#### Material for the task
┄┄┄┄┄┄

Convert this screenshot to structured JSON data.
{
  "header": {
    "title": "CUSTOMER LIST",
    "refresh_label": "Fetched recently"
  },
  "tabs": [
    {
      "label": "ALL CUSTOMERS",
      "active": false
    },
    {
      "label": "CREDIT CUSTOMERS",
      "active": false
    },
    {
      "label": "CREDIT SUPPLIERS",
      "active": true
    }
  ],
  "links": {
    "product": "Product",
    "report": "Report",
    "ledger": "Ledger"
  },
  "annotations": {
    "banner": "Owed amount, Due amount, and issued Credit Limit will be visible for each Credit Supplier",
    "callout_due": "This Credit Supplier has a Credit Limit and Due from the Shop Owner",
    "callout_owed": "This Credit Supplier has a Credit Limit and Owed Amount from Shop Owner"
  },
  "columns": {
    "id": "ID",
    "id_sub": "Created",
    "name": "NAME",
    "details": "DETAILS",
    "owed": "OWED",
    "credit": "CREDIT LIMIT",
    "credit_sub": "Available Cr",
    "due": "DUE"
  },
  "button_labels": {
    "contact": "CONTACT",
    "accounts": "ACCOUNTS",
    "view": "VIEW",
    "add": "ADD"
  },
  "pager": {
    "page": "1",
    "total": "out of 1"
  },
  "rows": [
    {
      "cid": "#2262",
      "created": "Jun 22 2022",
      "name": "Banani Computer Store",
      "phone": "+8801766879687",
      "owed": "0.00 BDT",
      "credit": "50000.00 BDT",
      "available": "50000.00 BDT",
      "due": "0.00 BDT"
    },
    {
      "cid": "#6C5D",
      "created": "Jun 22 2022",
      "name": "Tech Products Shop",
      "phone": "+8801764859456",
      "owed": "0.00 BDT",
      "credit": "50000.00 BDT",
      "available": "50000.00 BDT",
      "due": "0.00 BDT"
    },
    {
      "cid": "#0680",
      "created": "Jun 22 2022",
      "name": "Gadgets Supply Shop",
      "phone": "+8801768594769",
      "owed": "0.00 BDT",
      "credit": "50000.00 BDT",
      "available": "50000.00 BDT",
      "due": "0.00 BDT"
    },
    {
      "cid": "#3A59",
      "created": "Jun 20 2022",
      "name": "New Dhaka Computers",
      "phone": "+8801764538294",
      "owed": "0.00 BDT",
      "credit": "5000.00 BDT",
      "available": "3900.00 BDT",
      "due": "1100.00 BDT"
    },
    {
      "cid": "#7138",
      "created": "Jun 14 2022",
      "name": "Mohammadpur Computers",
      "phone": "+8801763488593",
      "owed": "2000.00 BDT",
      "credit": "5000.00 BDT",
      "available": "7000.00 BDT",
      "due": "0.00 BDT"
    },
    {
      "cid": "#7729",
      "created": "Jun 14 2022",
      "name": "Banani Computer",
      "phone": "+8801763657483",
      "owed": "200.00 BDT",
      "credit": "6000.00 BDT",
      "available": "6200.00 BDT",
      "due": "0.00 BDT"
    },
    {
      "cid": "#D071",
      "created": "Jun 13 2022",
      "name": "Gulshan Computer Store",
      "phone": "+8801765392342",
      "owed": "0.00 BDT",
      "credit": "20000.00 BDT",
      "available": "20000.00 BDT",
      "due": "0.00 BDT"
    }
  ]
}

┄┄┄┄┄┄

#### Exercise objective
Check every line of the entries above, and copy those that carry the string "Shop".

#### Exercise answer
    "callout_due": "This Credit Supplier has a Credit Limit and Due from the Shop Owner",
    "callout_owed": "This Credit Supplier has a Credit Limit and Owed Amount from Shop Owner"
      "name": "Tech Products Shop",
      "name": "Gadgets Supply Shop",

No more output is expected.